WORK REQUEST:
Copy every entry below exactly as it appears, leaving out the images.

LISTED RECORDS:
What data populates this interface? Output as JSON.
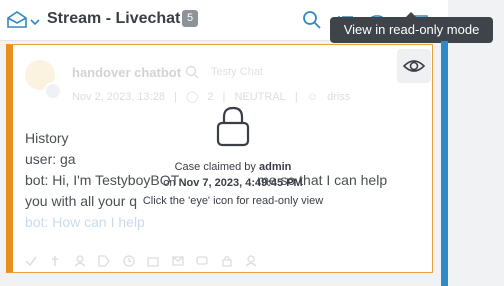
{
  "header": {
    "title": "Stream - Livechat",
    "count": "5"
  },
  "tooltip": "View in read-only mode",
  "card": {
    "name": "handover chatbot",
    "subtitle": "Testy Chat",
    "meta": {
      "date": "Nov 2, 2023, 13:28",
      "comments": "2",
      "sentiment": "NEUTRAL",
      "user": "driss"
    },
    "history": [
      "History",
      "user: ga",
      "bot: Hi, I'm TestyboyBOT",
      "you with all your q",
      "bot: How can I help"
    ],
    "history_tail": "me so that I can help"
  },
  "claim": {
    "prefix": "Case claimed by ",
    "user": "admin",
    "on": "on ",
    "date": "Nov 7, 2023, 4:49:45 PM",
    "hint": "Click the 'eye' icon for read-only view"
  },
  "colors": {
    "accent_orange": "#e8901f",
    "strip_blue": "#2f89c5",
    "link_blue": "#2f89c5"
  }
}
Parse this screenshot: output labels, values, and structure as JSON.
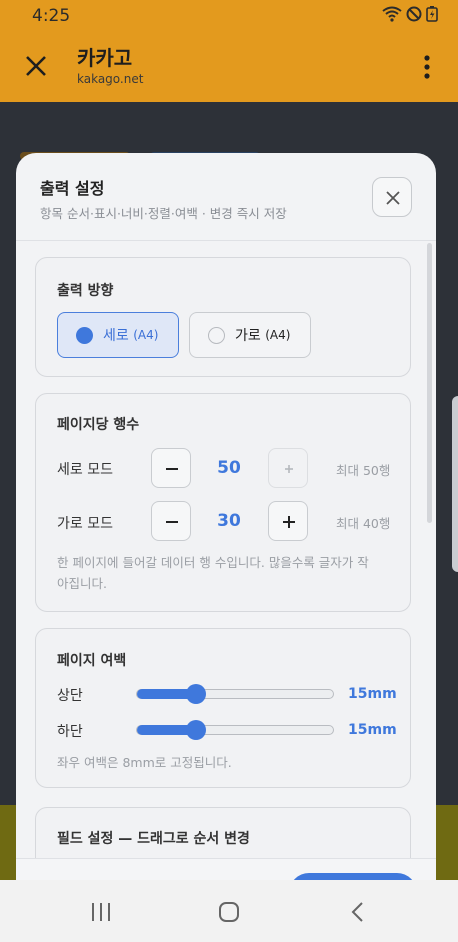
{
  "status": {
    "time": "4:25"
  },
  "browser": {
    "title": "카카고",
    "url": "kakago.net"
  },
  "sheet": {
    "title": "출력 설정",
    "subtitle": "항목 순서·표시·너비·정렬·여백 · 변경 즉시 저장"
  },
  "orientation": {
    "title": "출력 방향",
    "options": [
      {
        "label": "세로",
        "paper": "(A4)",
        "selected": true
      },
      {
        "label": "가로",
        "paper": "(A4)",
        "selected": false
      }
    ]
  },
  "rows_per_page": {
    "title": "페이지당 행수",
    "portrait": {
      "label": "세로 모드",
      "value": "50",
      "max": "최대 50행",
      "plus_disabled": true
    },
    "landscape": {
      "label": "가로 모드",
      "value": "30",
      "max": "최대 40행",
      "plus_disabled": false
    },
    "hint": "한 페이지에 들어갈 데이터 행 수입니다. 많을수록 글자가 작아집니다."
  },
  "margins": {
    "title": "페이지 여백",
    "top": {
      "label": "상단",
      "value": "15mm",
      "level": 0.3
    },
    "bottom": {
      "label": "하단",
      "value": "15mm",
      "level": 0.3
    },
    "hint": "좌우 여백은 8mm로 고정됩니다."
  },
  "fields": {
    "title": "필드 설정 — 드래그로 순서 변경"
  },
  "colors": {
    "accent": "#3f78dc",
    "header": "#e39a1e"
  }
}
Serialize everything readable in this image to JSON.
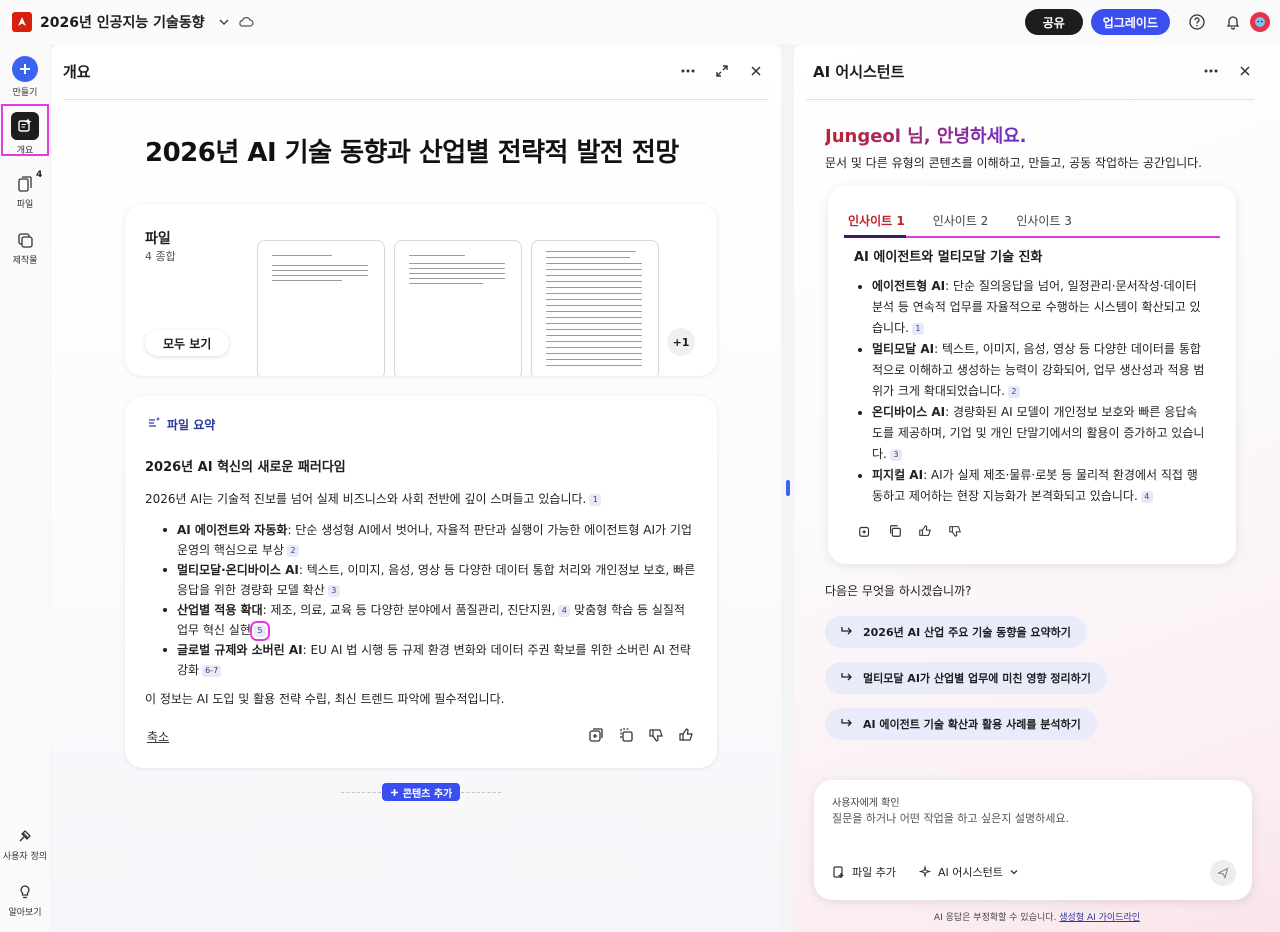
{
  "topbar": {
    "doc_title": "2026년 인공지능 기술동향",
    "share_label": "공유",
    "upgrade_label": "업그레이드"
  },
  "rail": {
    "create_label": "만들기",
    "overview_label": "개요",
    "files_label": "파일",
    "files_count": "4",
    "creations_label": "제작물",
    "customize_label": "사용자 정의",
    "learn_label": "알아보기"
  },
  "overview_panel": {
    "title": "개요",
    "heading": "2026년 AI 기술 동향과 산업별 전략적 발전 전망",
    "files_card": {
      "title": "파일",
      "count": "4 종합",
      "view_all": "모두 보기",
      "more": "+1"
    },
    "summary": {
      "label": "파일 요약",
      "heading": "2026년 AI 혁신의 새로운 패러다임",
      "intro": "2026년 AI는 기술적 진보를 넘어 실제 비즈니스와 사회 전반에 깊이 스며들고 있습니다.",
      "intro_cite": "1",
      "items": [
        {
          "bold": "AI 에이전트와 자동화",
          "text": ": 단순 생성형 AI에서 벗어나, 자율적 판단과 실행이 가능한 에이전트형 AI가 기업 운영의 핵심으로 부상",
          "cite": "2"
        },
        {
          "bold": "멀티모달·온디바이스 AI",
          "text": ": 텍스트, 이미지, 음성, 영상 등 다양한 데이터 통합 처리와 개인정보 보호, 빠른 응답을 위한 경량화 모델 확산",
          "cite": "3"
        },
        {
          "bold": "산업별 적용 확대",
          "text": ": 제조, 의료, 교육 등 다양한 분야에서 품질관리, 진단지원,",
          "cite_mid": "4",
          "text2": " 맞춤형 학습 등 실질적 업무 혁신 실현",
          "cite": "5"
        },
        {
          "bold": "글로벌 규제와 소버린 AI",
          "text": ": EU AI 법 시행 등 규제 환경 변화와 데이터 주권 확보를 위한 소버린 AI 전략 강화",
          "cite": "6-7"
        }
      ],
      "outro": "이 정보는 AI 도입 및 활용 전략 수립, 최신 트렌드 파악에 필수적입니다.",
      "collapse": "축소"
    },
    "add_content": "콘텐츠 추가"
  },
  "assistant_panel": {
    "title": "AI 어시스턴트",
    "greeting": "Jungeol 님, 안녕하세요.",
    "subtitle": "문서 및 다른 유형의 콘텐츠를 이해하고, 만들고, 공동 작업하는 공간입니다.",
    "tabs": [
      "인사이트 1",
      "인사이트 2",
      "인사이트 3"
    ],
    "insight": {
      "heading": "AI 에이전트와 멀티모달 기술 진화",
      "items": [
        {
          "bold": "에이전트형 AI",
          "text": ": 단순 질의응답을 넘어, 일정관리·문서작성·데이터 분석 등 연속적 업무를 자율적으로 수행하는 시스템이 확산되고 있습니다.",
          "cite": "1"
        },
        {
          "bold": "멀티모달 AI",
          "text": ": 텍스트, 이미지, 음성, 영상 등 다양한 데이터를 통합적으로 이해하고 생성하는 능력이 강화되어, 업무 생산성과 적용 범위가 크게 확대되었습니다.",
          "cite": "2"
        },
        {
          "bold": "온디바이스 AI",
          "text": ": 경량화된 AI 모델이 개인정보 보호와 빠른 응답속도를 제공하며, 기업 및 개인 단말기에서의 활용이 증가하고 있습니다.",
          "cite": "3"
        },
        {
          "bold": "피지컬 AI",
          "text": ": AI가 실제 제조·물류·로봇 등 물리적 환경에서 직접 행동하고 제어하는 현장 지능화가 본격화되고 있습니다.",
          "cite": "4"
        }
      ]
    },
    "next_question": "다음은 무엇을 하시겠습니까?",
    "suggestions": [
      "2026년 AI 산업 주요 기술 동향을 요약하기",
      "멀티모달 AI가 산업별 업무에 미친 영향 정리하기",
      "AI 에이전트 기술 확산과 활용 사례를 분석하기"
    ],
    "composer": {
      "label": "사용자에게 확인",
      "placeholder": "질문을 하거나 어떤 작업을 하고 싶은지 설명하세요.",
      "add_file": "파일 추가",
      "assistant_mode": "AI 어시스턴트"
    },
    "disclaimer": "AI 응답은 부정확할 수 있습니다.",
    "disclaimer_link": "생성형 AI 가이드라인"
  },
  "colors": {
    "accent": "#3b4ef0",
    "brand_red": "#d7200f",
    "highlight": "#e03ce0"
  }
}
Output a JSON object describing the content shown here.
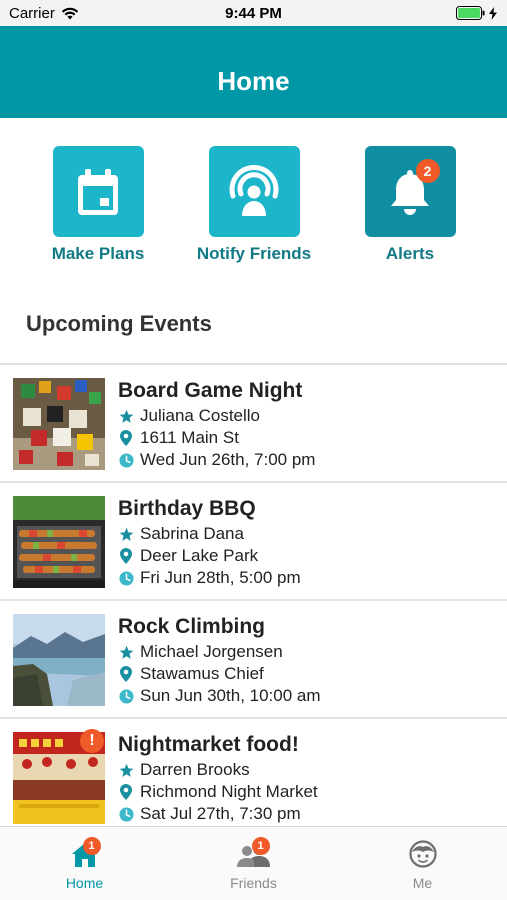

RESPONSE TO THIS EXERCISE:
What data populates this interface? Output as JSON.
{
  "header": {
    "title": "Stream - Livechat",
    "count": "5"
  },
  "tooltip": "View in read-only mode",
  "card": {
    "name": "handover chatbot",
    "subtitle": "Testy Chat",
    "meta": {
      "date": "Nov 2, 2023, 13:28",
      "comments": "2",
      "sentiment": "NEUTRAL",
      "user": "driss"
    },
    "history": [
      "History",
      "user: ga",
      "bot: Hi, I'm TestyboyBOT",
      "you with all your q",
      "bot: How can I help"
    ],
    "history_tail": "me so that I can help"
  },
  "claim": {
    "prefix": "Case claimed by ",
    "user": "admin",
    "on": "on ",
    "date": "Nov 7, 2023, 4:49:45 PM",
    "hint": "Click the 'eye' icon for read-only view"
  },
  "colors": {
    "accent_orange": "#e8901f",
    "strip_blue": "#2f89c5",
    "link_blue": "#2f89c5"
  }
}
Parse this screenshot: output labels, values, and structure as JSON.
{
  "status": {
    "time": "4:25"
  },
  "browser": {
    "title": "카카고",
    "url": "kakago.net"
  },
  "sheet": {
    "title": "출력 설정",
    "subtitle": "항목 순서·표시·너비·정렬·여백 · 변경 즉시 저장"
  },
  "orientation": {
    "title": "출력 방향",
    "options": [
      {
        "label": "세로",
        "paper": "(A4)",
        "selected": true
      },
      {
        "label": "가로",
        "paper": "(A4)",
        "selected": false
      }
    ]
  },
  "rows_per_page": {
    "title": "페이지당 행수",
    "portrait": {
      "label": "세로 모드",
      "value": "50",
      "max": "최대 50행",
      "plus_disabled": true
    },
    "landscape": {
      "label": "가로 모드",
      "value": "30",
      "max": "최대 40행",
      "plus_disabled": false
    },
    "hint": "한 페이지에 들어갈 데이터 행 수입니다. 많을수록 글자가 작아집니다."
  },
  "margins": {
    "title": "페이지 여백",
    "top": {
      "label": "상단",
      "value": "15mm",
      "level": 0.3
    },
    "bottom": {
      "label": "하단",
      "value": "15mm",
      "level": 0.3
    },
    "hint": "좌우 여백은 8mm로 고정됩니다."
  },
  "fields": {
    "title": "필드 설정 — 드래그로 순서 변경"
  },
  "colors": {
    "accent": "#3f78dc",
    "header": "#e39a1e"
  }
}
Serialize everything readable in this image to JSON.
{
  "topbar": {
    "doc_title": "2026년 인공지능 기술동향",
    "share_label": "공유",
    "upgrade_label": "업그레이드"
  },
  "rail": {
    "create_label": "만들기",
    "overview_label": "개요",
    "files_label": "파일",
    "files_count": "4",
    "creations_label": "제작물",
    "customize_label": "사용자 정의",
    "learn_label": "알아보기"
  },
  "overview_panel": {
    "title": "개요",
    "heading": "2026년 AI 기술 동향과 산업별 전략적 발전 전망",
    "files_card": {
      "title": "파일",
      "count": "4 종합",
      "view_all": "모두 보기",
      "more": "+1"
    },
    "summary": {
      "label": "파일 요약",
      "heading": "2026년 AI 혁신의 새로운 패러다임",
      "intro": "2026년 AI는 기술적 진보를 넘어 실제 비즈니스와 사회 전반에 깊이 스며들고 있습니다.",
      "intro_cite": "1",
      "items": [
        {
          "bold": "AI 에이전트와 자동화",
          "text": ": 단순 생성형 AI에서 벗어나, 자율적 판단과 실행이 가능한 에이전트형 AI가 기업 운영의 핵심으로 부상",
          "cite": "2"
        },
        {
          "bold": "멀티모달·온디바이스 AI",
          "text": ": 텍스트, 이미지, 음성, 영상 등 다양한 데이터 통합 처리와 개인정보 보호, 빠른 응답을 위한 경량화 모델 확산",
          "cite": "3"
        },
        {
          "bold": "산업별 적용 확대",
          "text": ": 제조, 의료, 교육 등 다양한 분야에서 품질관리, 진단지원,",
          "cite_mid": "4",
          "text2": " 맞춤형 학습 등 실질적 업무 혁신 실현",
          "cite": "5"
        },
        {
          "bold": "글로벌 규제와 소버린 AI",
          "text": ": EU AI 법 시행 등 규제 환경 변화와 데이터 주권 확보를 위한 소버린 AI 전략 강화",
          "cite": "6-7"
        }
      ],
      "outro": "이 정보는 AI 도입 및 활용 전략 수립, 최신 트렌드 파악에 필수적입니다.",
      "collapse": "축소"
    },
    "add_content": "콘텐츠 추가"
  },
  "assistant_panel": {
    "title": "AI 어시스턴트",
    "greeting": "Jungeol 님, 안녕하세요.",
    "subtitle": "문서 및 다른 유형의 콘텐츠를 이해하고, 만들고, 공동 작업하는 공간입니다.",
    "tabs": [
      "인사이트 1",
      "인사이트 2",
      "인사이트 3"
    ],
    "insight": {
      "heading": "AI 에이전트와 멀티모달 기술 진화",
      "items": [
        {
          "bold": "에이전트형 AI",
          "text": ": 단순 질의응답을 넘어, 일정관리·문서작성·데이터 분석 등 연속적 업무를 자율적으로 수행하는 시스템이 확산되고 있습니다.",
          "cite": "1"
        },
        {
          "bold": "멀티모달 AI",
          "text": ": 텍스트, 이미지, 음성, 영상 등 다양한 데이터를 통합적으로 이해하고 생성하는 능력이 강화되어, 업무 생산성과 적용 범위가 크게 확대되었습니다.",
          "cite": "2"
        },
        {
          "bold": "온디바이스 AI",
          "text": ": 경량화된 AI 모델이 개인정보 보호와 빠른 응답속도를 제공하며, 기업 및 개인 단말기에서의 활용이 증가하고 있습니다.",
          "cite": "3"
        },
        {
          "bold": "피지컬 AI",
          "text": ": AI가 실제 제조·물류·로봇 등 물리적 환경에서 직접 행동하고 제어하는 현장 지능화가 본격화되고 있습니다.",
          "cite": "4"
        }
      ]
    },
    "next_question": "다음은 무엇을 하시겠습니까?",
    "suggestions": [
      "2026년 AI 산업 주요 기술 동향을 요약하기",
      "멀티모달 AI가 산업별 업무에 미친 영향 정리하기",
      "AI 에이전트 기술 확산과 활용 사례를 분석하기"
    ],
    "composer": {
      "label": "사용자에게 확인",
      "placeholder": "질문을 하거나 어떤 작업을 하고 싶은지 설명하세요.",
      "add_file": "파일 추가",
      "assistant_mode": "AI 어시스턴트"
    },
    "disclaimer": "AI 응답은 부정확할 수 있습니다.",
    "disclaimer_link": "생성형 AI 가이드라인"
  },
  "colors": {
    "accent": "#3b4ef0",
    "brand_red": "#d7200f",
    "highlight": "#e03ce0"
  }
}
Output a JSON object describing the content shown here.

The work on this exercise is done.